Set the listing down again in full, word for word, with the pictures left out.

▶ Available data
★ ★ ★ ★

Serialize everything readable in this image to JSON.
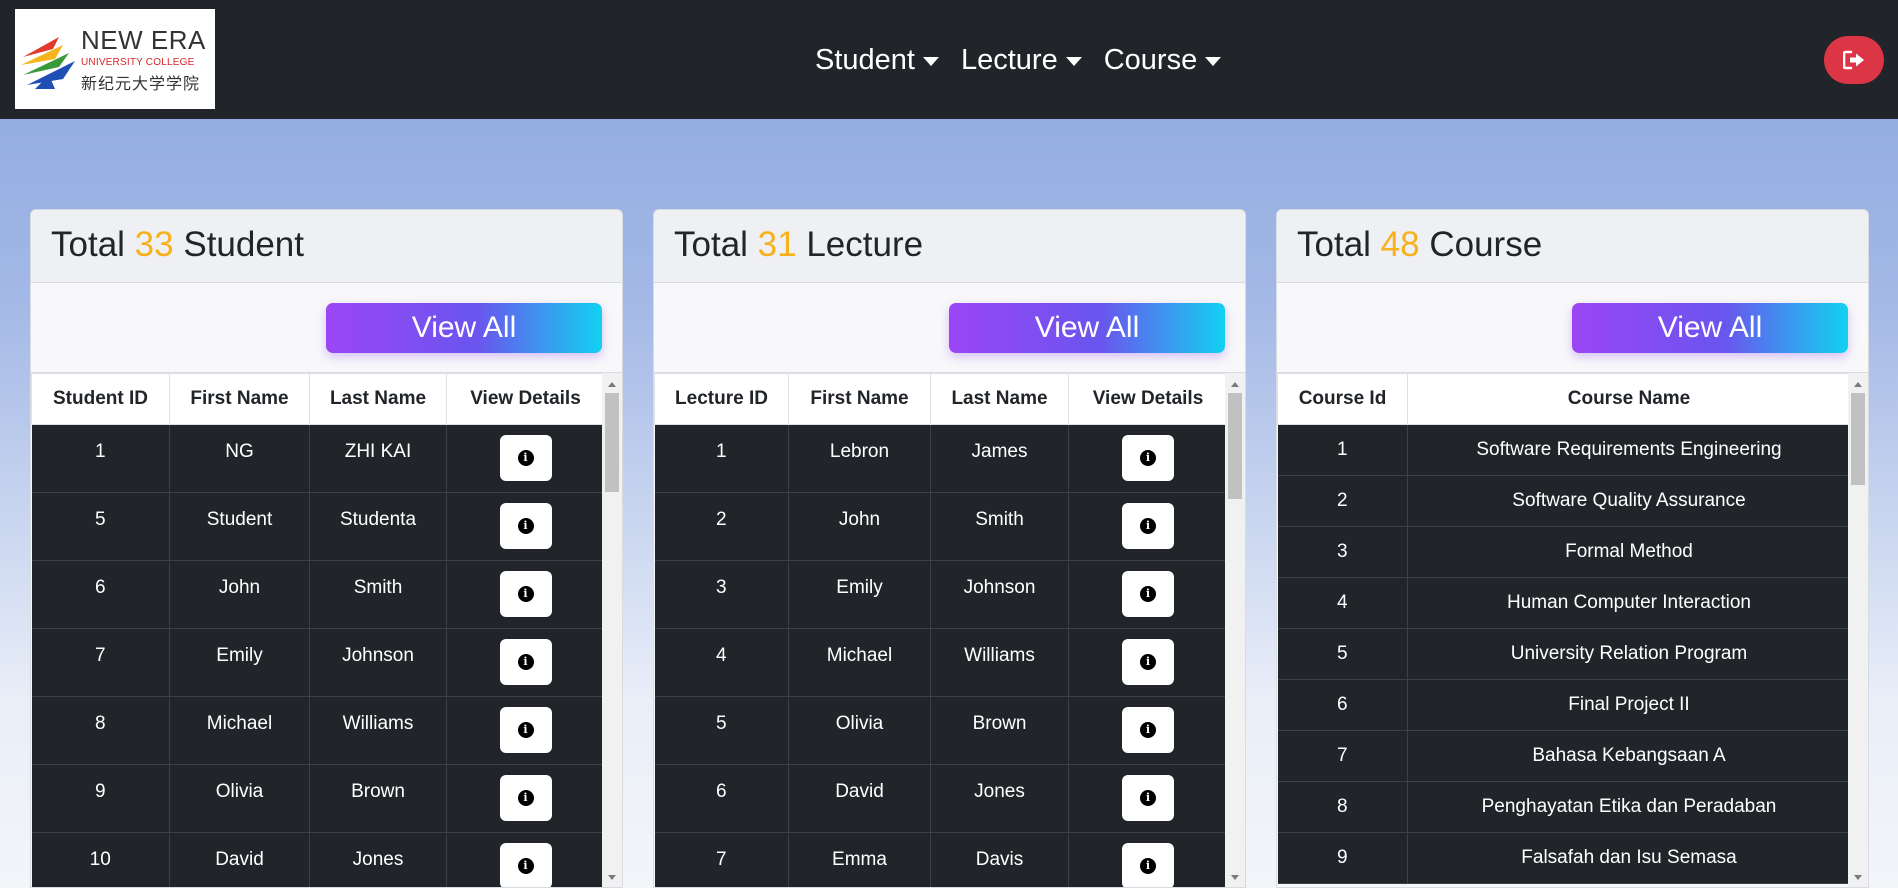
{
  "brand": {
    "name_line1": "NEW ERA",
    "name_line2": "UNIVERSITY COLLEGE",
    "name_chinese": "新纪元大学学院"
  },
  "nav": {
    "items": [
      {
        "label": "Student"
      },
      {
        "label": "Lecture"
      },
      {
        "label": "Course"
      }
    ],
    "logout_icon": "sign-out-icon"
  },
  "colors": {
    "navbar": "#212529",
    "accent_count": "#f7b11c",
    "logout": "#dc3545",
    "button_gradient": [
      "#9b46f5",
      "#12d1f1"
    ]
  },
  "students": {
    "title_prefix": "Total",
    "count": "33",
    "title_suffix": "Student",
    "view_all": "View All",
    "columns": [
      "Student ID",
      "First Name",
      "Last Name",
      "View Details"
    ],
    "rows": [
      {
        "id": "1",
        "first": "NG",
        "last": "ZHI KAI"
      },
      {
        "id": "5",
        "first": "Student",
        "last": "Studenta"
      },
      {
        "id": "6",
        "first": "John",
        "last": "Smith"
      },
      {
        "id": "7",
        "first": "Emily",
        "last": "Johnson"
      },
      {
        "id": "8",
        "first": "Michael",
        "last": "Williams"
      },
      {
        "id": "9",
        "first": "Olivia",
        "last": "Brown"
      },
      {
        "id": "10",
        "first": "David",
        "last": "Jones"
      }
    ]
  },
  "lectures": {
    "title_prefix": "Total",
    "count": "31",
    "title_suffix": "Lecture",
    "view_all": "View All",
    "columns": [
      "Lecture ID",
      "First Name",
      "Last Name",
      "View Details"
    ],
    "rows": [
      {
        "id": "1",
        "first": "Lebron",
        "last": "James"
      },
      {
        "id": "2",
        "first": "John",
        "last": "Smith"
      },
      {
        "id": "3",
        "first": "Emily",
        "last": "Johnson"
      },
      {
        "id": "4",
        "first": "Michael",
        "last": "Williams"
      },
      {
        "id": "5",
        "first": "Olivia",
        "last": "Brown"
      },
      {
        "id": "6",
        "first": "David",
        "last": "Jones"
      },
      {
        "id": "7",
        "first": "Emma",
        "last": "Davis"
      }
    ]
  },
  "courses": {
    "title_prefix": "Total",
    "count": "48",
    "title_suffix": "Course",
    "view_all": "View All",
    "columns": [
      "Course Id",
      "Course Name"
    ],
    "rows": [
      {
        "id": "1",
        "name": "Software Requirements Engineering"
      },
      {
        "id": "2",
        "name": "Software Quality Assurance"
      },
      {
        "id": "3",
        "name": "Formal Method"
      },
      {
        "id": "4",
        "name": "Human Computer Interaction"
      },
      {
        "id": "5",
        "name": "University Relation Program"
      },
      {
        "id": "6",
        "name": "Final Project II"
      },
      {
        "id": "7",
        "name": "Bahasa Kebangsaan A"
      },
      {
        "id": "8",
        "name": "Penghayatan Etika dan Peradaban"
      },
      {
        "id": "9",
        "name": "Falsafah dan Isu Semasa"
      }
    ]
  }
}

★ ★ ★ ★

▶ Reply to the exercise
Serialize everything readable in this image to JSON.
{
  "brand": {
    "name_line1": "NEW ERA",
    "name_line2": "UNIVERSITY COLLEGE",
    "name_chinese": "新纪元大学学院"
  },
  "nav": {
    "items": [
      {
        "label": "Student"
      },
      {
        "label": "Lecture"
      },
      {
        "label": "Course"
      }
    ],
    "logout_icon": "sign-out-icon"
  },
  "colors": {
    "navbar": "#212529",
    "accent_count": "#f7b11c",
    "logout": "#dc3545",
    "button_gradient": [
      "#9b46f5",
      "#12d1f1"
    ]
  },
  "students": {
    "title_prefix": "Total",
    "count": "33",
    "title_suffix": "Student",
    "view_all": "View All",
    "columns": [
      "Student ID",
      "First Name",
      "Last Name",
      "View Details"
    ],
    "rows": [
      {
        "id": "1",
        "first": "NG",
        "last": "ZHI KAI"
      },
      {
        "id": "5",
        "first": "Student",
        "last": "Studenta"
      },
      {
        "id": "6",
        "first": "John",
        "last": "Smith"
      },
      {
        "id": "7",
        "first": "Emily",
        "last": "Johnson"
      },
      {
        "id": "8",
        "first": "Michael",
        "last": "Williams"
      },
      {
        "id": "9",
        "first": "Olivia",
        "last": "Brown"
      },
      {
        "id": "10",
        "first": "David",
        "last": "Jones"
      }
    ]
  },
  "lectures": {
    "title_prefix": "Total",
    "count": "31",
    "title_suffix": "Lecture",
    "view_all": "View All",
    "columns": [
      "Lecture ID",
      "First Name",
      "Last Name",
      "View Details"
    ],
    "rows": [
      {
        "id": "1",
        "first": "Lebron",
        "last": "James"
      },
      {
        "id": "2",
        "first": "John",
        "last": "Smith"
      },
      {
        "id": "3",
        "first": "Emily",
        "last": "Johnson"
      },
      {
        "id": "4",
        "first": "Michael",
        "last": "Williams"
      },
      {
        "id": "5",
        "first": "Olivia",
        "last": "Brown"
      },
      {
        "id": "6",
        "first": "David",
        "last": "Jones"
      },
      {
        "id": "7",
        "first": "Emma",
        "last": "Davis"
      }
    ]
  },
  "courses": {
    "title_prefix": "Total",
    "count": "48",
    "title_suffix": "Course",
    "view_all": "View All",
    "columns": [
      "Course Id",
      "Course Name"
    ],
    "rows": [
      {
        "id": "1",
        "name": "Software Requirements Engineering"
      },
      {
        "id": "2",
        "name": "Software Quality Assurance"
      },
      {
        "id": "3",
        "name": "Formal Method"
      },
      {
        "id": "4",
        "name": "Human Computer Interaction"
      },
      {
        "id": "5",
        "name": "University Relation Program"
      },
      {
        "id": "6",
        "name": "Final Project II"
      },
      {
        "id": "7",
        "name": "Bahasa Kebangsaan A"
      },
      {
        "id": "8",
        "name": "Penghayatan Etika dan Peradaban"
      },
      {
        "id": "9",
        "name": "Falsafah dan Isu Semasa"
      }
    ]
  }
}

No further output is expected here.